[Data for the task]:
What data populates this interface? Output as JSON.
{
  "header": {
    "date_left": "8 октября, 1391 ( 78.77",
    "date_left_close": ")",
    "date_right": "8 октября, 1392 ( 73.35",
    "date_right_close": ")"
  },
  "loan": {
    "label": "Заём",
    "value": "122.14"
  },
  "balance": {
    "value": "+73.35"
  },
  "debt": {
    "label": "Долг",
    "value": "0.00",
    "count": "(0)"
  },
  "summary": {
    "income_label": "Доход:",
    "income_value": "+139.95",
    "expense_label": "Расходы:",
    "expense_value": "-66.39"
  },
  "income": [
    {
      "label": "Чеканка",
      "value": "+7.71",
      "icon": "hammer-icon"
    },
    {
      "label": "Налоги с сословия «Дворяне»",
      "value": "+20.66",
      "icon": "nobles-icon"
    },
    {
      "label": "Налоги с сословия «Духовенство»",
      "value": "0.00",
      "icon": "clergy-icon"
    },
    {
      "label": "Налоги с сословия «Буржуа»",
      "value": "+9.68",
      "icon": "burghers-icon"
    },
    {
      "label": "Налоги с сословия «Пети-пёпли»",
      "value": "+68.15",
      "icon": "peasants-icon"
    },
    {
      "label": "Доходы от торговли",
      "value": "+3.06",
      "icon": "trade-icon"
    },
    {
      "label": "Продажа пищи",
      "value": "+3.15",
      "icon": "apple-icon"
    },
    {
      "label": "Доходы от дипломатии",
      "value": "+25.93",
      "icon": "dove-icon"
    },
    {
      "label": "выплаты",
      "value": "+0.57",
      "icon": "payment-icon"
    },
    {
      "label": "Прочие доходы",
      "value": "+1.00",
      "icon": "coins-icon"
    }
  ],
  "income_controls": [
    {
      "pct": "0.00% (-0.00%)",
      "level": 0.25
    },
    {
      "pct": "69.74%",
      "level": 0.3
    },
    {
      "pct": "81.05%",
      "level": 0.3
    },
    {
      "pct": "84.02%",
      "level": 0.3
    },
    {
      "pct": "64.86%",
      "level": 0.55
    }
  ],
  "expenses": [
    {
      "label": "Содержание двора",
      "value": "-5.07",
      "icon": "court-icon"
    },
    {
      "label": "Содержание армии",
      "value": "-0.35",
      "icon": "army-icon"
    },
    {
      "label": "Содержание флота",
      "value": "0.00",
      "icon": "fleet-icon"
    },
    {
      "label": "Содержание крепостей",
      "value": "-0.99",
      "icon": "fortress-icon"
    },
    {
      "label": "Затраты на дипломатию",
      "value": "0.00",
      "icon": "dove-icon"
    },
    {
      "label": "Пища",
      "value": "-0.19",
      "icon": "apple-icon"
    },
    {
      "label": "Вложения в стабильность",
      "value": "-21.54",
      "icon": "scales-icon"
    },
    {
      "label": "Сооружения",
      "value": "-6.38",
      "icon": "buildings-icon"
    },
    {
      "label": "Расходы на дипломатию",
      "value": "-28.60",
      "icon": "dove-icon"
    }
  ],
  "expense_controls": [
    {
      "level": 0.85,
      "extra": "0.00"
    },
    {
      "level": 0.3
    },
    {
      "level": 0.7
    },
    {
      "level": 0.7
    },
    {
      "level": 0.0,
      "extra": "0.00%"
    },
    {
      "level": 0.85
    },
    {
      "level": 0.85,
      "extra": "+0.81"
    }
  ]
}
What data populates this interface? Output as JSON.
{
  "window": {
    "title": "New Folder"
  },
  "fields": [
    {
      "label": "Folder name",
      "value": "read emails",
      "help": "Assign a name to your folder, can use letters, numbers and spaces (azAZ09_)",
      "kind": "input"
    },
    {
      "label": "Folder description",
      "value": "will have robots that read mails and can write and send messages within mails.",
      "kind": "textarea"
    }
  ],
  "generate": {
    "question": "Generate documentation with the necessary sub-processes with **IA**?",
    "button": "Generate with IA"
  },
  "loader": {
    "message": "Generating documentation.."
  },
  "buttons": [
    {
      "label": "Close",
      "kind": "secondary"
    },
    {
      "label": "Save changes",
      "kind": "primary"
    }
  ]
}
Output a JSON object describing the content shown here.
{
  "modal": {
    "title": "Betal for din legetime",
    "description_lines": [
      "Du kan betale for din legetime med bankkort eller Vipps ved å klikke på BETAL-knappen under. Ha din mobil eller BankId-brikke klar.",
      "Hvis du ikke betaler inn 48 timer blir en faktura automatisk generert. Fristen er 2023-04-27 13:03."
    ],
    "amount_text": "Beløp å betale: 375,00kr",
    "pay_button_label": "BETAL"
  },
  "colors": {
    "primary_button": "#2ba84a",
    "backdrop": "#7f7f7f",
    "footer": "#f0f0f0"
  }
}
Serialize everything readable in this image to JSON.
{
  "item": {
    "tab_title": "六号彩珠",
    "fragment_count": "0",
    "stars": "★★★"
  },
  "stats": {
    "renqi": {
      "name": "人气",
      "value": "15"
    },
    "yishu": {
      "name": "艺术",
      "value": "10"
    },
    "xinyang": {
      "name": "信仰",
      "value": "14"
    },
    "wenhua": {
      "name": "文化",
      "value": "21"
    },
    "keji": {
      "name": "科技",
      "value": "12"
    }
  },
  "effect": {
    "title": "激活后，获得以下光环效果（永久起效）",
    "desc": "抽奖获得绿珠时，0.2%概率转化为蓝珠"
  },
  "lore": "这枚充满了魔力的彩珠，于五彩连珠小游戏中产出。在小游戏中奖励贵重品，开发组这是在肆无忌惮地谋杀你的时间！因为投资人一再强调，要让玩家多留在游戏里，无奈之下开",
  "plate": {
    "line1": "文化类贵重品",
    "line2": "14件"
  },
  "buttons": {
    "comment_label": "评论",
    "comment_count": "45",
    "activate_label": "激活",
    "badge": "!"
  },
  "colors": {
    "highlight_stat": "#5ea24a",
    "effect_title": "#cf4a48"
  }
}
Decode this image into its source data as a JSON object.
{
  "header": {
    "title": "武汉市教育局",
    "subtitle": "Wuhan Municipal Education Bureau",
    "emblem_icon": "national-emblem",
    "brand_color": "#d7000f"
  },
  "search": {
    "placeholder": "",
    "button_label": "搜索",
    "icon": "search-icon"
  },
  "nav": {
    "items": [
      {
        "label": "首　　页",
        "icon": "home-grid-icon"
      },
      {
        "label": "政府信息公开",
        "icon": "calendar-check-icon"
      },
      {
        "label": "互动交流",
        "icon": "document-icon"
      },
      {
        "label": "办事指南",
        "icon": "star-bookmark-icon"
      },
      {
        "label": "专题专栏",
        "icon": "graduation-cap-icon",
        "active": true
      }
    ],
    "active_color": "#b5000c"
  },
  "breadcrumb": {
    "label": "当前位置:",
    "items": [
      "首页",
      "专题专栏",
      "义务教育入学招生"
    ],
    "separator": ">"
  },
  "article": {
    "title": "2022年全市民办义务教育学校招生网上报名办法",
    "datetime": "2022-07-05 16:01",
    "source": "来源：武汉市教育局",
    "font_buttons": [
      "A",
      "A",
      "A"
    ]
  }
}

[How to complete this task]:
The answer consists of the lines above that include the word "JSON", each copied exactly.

[Your response]:
What data populates this interface? Output as JSON.
What data populates this interface? Output as JSON.
Output a JSON object describing the content shown here.
Serialize everything readable in this image to JSON.
Decode this image into its source data as a JSON object.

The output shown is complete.